There's an incredible community of monthly donors who have come alongside you in supporting clean water in Mwituwa Community.

This giving community supports ongoing sustainability programs that help Mwituwa Community maintain access to safe, reliable water. Together, they keep The Water Promise.

We’re confident you'll love joining this world-changing group committed to sustainability!

Since the protection of Nanjira Spring in Mwituwa last year, there have been many changes tied to the spring. It has become a common habit for the community members to clean their containers for fetching water. This was observed during our most recent visit, which we made unannounced.

The containers found at Nanjira Spring were clean from the inside. This loudly points out that hygiene has improved due to the training that was done during the implementation of the project.
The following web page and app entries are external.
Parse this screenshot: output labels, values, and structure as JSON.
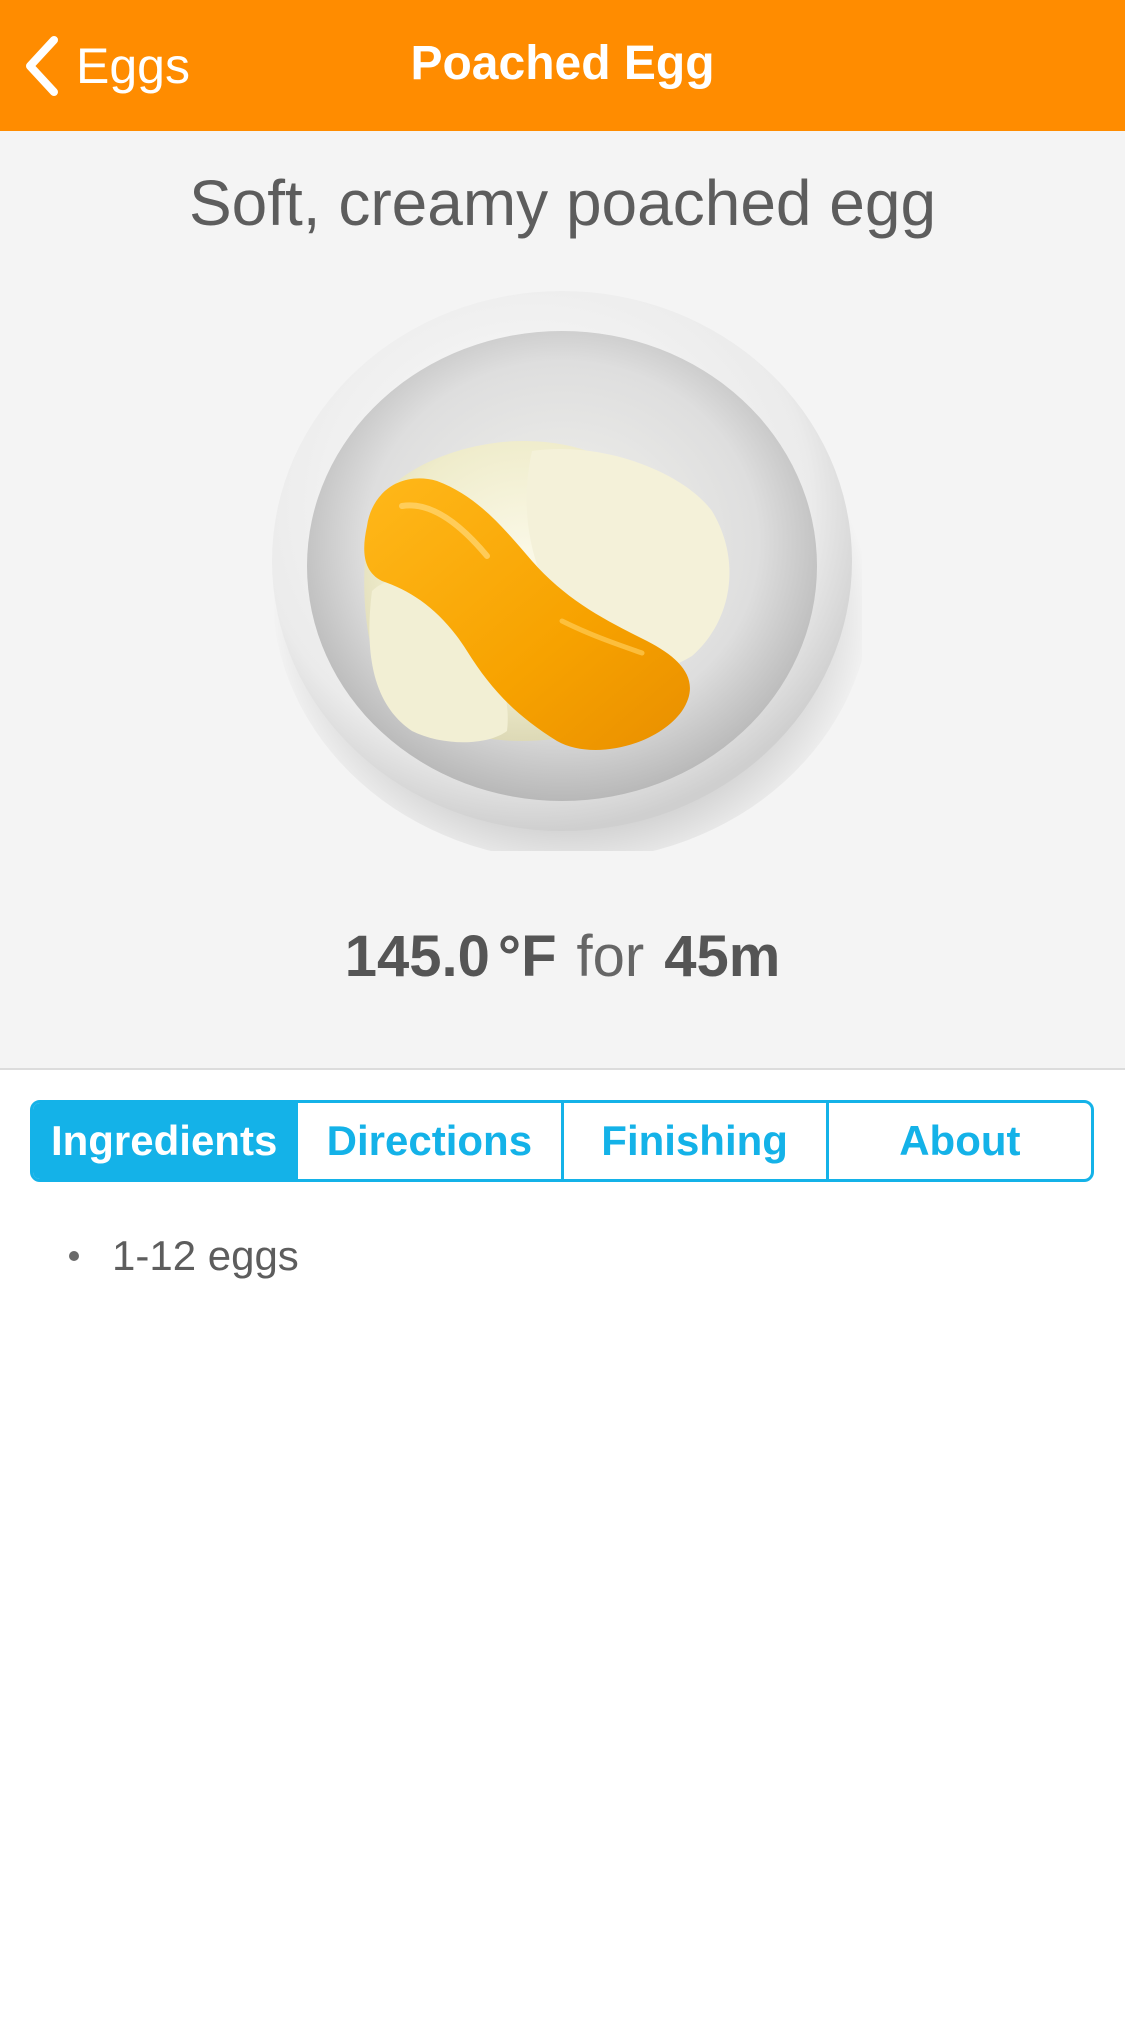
{
  "nav": {
    "back_label": "Eggs",
    "title": "Poached Egg",
    "back_icon": "chevron-left-icon",
    "bar_color": "#FF8C00"
  },
  "recipe": {
    "subtitle": "Soft, creamy poached egg",
    "temperature": "145.0",
    "temperature_unit": "°F",
    "connector": "for",
    "duration": "45m",
    "photo": "poached-egg-in-bowl"
  },
  "tabs": {
    "accent_color": "#14B2E8",
    "items": [
      {
        "label": "Ingredients",
        "active": true
      },
      {
        "label": "Directions",
        "active": false
      },
      {
        "label": "Finishing",
        "active": false
      },
      {
        "label": "About",
        "active": false
      }
    ]
  },
  "ingredients": [
    "1-12 eggs"
  ]
}
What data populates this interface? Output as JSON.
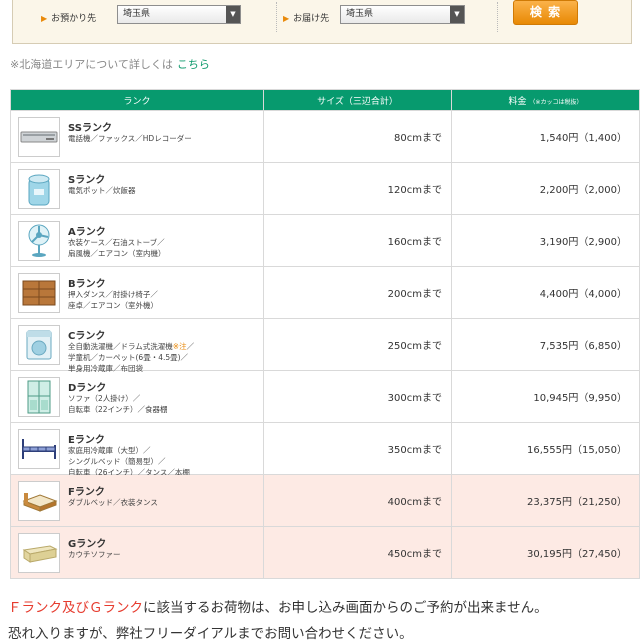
{
  "search": {
    "from_label": "お預かり先",
    "from_value": "埼玉県",
    "to_label": "お届け先",
    "to_value": "埼玉県",
    "submit_label": "検 索"
  },
  "note": {
    "text": "※北海道エリアについて詳しくは",
    "link": "こちら"
  },
  "table": {
    "headers": {
      "rank": "ランク",
      "size": "サイズ（三辺合計）",
      "price": "料金",
      "price_note": "（※カッコは税抜）"
    },
    "rows": [
      {
        "rank": "SSランク",
        "items": [
          "電話機／ファックス／HDレコーダー"
        ],
        "size": "80cmまで",
        "price": "1,540円（1,400）",
        "icon": "hd-recorder-icon"
      },
      {
        "rank": "Sランク",
        "items": [
          "電気ポット／炊飯器"
        ],
        "size": "120cmまで",
        "price": "2,200円（2,000）",
        "icon": "electric-pot-icon"
      },
      {
        "rank": "Aランク",
        "items": [
          "衣装ケース／石油ストーブ／",
          "扇風機／エアコン（室内機）"
        ],
        "size": "160cmまで",
        "price": "3,190円（2,900）",
        "icon": "fan-icon"
      },
      {
        "rank": "Bランク",
        "items": [
          "押入ダンス／肘掛け椅子／",
          "座卓／エアコン（室外機）"
        ],
        "size": "200cmまで",
        "price": "4,400円（4,000）",
        "icon": "chest-icon"
      },
      {
        "rank": "Cランク",
        "items": [
          "全自動洗濯機／ドラム式洗濯機",
          "学童机／カーペット(6畳・4.5畳)／",
          "単身用冷蔵庫／布団袋"
        ],
        "items_note": "※注",
        "items_tail": "／",
        "size": "250cmまで",
        "price": "7,535円（6,850）",
        "icon": "washing-machine-icon"
      },
      {
        "rank": "Dランク",
        "items": [
          "ソファ（2人掛け）／",
          "自転車（22インチ）／食器棚"
        ],
        "size": "300cmまで",
        "price": "10,945円（9,950）",
        "icon": "cupboard-icon"
      },
      {
        "rank": "Eランク",
        "items": [
          "家庭用冷蔵庫（大型）／",
          "シングルベッド（簡易型）／",
          "自転車（26インチ）／タンス／本棚"
        ],
        "size": "350cmまで",
        "price": "16,555円（15,050）",
        "icon": "single-bed-icon"
      },
      {
        "rank": "Fランク",
        "items": [
          "ダブルベッド／衣装タンス"
        ],
        "size": "400cmまで",
        "price": "23,375円（21,250）",
        "icon": "double-bed-icon"
      },
      {
        "rank": "Gランク",
        "items": [
          "カウチソファー"
        ],
        "size": "450cmまで",
        "price": "30,195円（27,450）",
        "icon": "couch-sofa-icon"
      }
    ]
  },
  "footer": {
    "line1_highlight": "Ｆランク及びＧランク",
    "line1_rest": "に該当するお荷物は、お申し込み画面からのご予約が出来ません。",
    "line2": "恐れ入りますが、弊社フリーダイアルまでお問い合わせください。"
  },
  "colors": {
    "header_green": "#079a6e",
    "highlight_red": "#e63b2e",
    "button_orange": "#f3a021",
    "pink_row": "#fdeae4",
    "link_green": "#0e9a6c"
  }
}
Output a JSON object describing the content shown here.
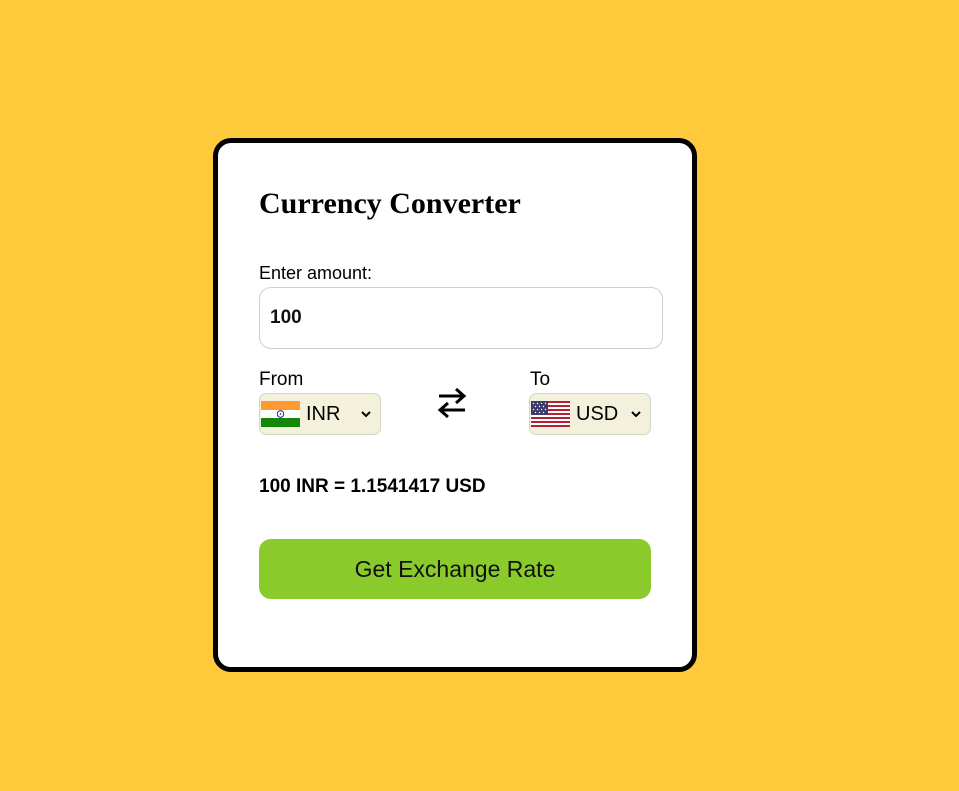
{
  "converter": {
    "title": "Currency Converter",
    "amount_label": "Enter amount:",
    "amount_value": "100",
    "from_label": "From",
    "to_label": "To",
    "from_currency": "INR",
    "to_currency": "USD",
    "result": "100 INR = 1.1541417 USD",
    "button_label": "Get Exchange Rate"
  },
  "icons": {
    "from_flag": "india-flag-icon",
    "to_flag": "usa-flag-icon",
    "swap": "swap-arrows-icon",
    "dropdown": "chevron-down-icon"
  },
  "colors": {
    "background": "#FFC93C",
    "card": "#FFFFFF",
    "card_border": "#000000",
    "button": "#8ACA2A",
    "select_background": "#F3F1DC"
  }
}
Mwituwa community members are still jubilating over the project. The sanitation and hygiene status in homes has fully increased, as we could see dishracks and bathrooms in homes that did not have them when we first visited the community.

"We can proudly say that we have clean water compared to what we used to have. It has been a bit tough during the past few months of [the] dry spell since the water quantity went down, but the little we had was still clean," said Grace Oleyi, Chair of the water committee for the spring.

"Our water is still safe even during this rainy season unlike before when the rain would make the water muddy and [the] rate of contamination would be very high. Cases of regular coughs among our community's members which we believe were due to the dirty water have gone down, especially among our children."

"The spring being protected saves us a lot of time when fetching water compared to the times when the spring was not protected. One would take more time at the spring making many people [have] to wait in the line."

Bravin Manyasa

Even for someone as small as 6-year-old Bravin Manyasa, the protection of Nanjira Spring is tangible. What has changed for him since last year?

"My mum allows me to fetch water at the spring. She says I won't have a hard time drawing the water," and indeed he no longer does.

Margaret, Bravin, and Field Officer Lillian Achieng

Navigating through intense dry spells, performing preventative maintenance, conducting quality repairs when needed and continuing to assist community leaders to manage water points are all normal parts of keeping projects sustainable. The Water Promise community supports ongoing sustainability programs that help Mwituwa Community maintain access to safe, reliable water.

We’d love for you to join this world-changing group committed to sustainability.

The most impactful way to continue your support of Mwituwa Community – and hundreds of other places just like this – is by joining our community of monthly givers.

Your monthly giving will help provide clean water, every month... keeping The Water Promise.


Our Redeemer Lutheran Church
Faith Chapel
T House Cape Town
Harmony Endowment Foundation
42 individual donor(s)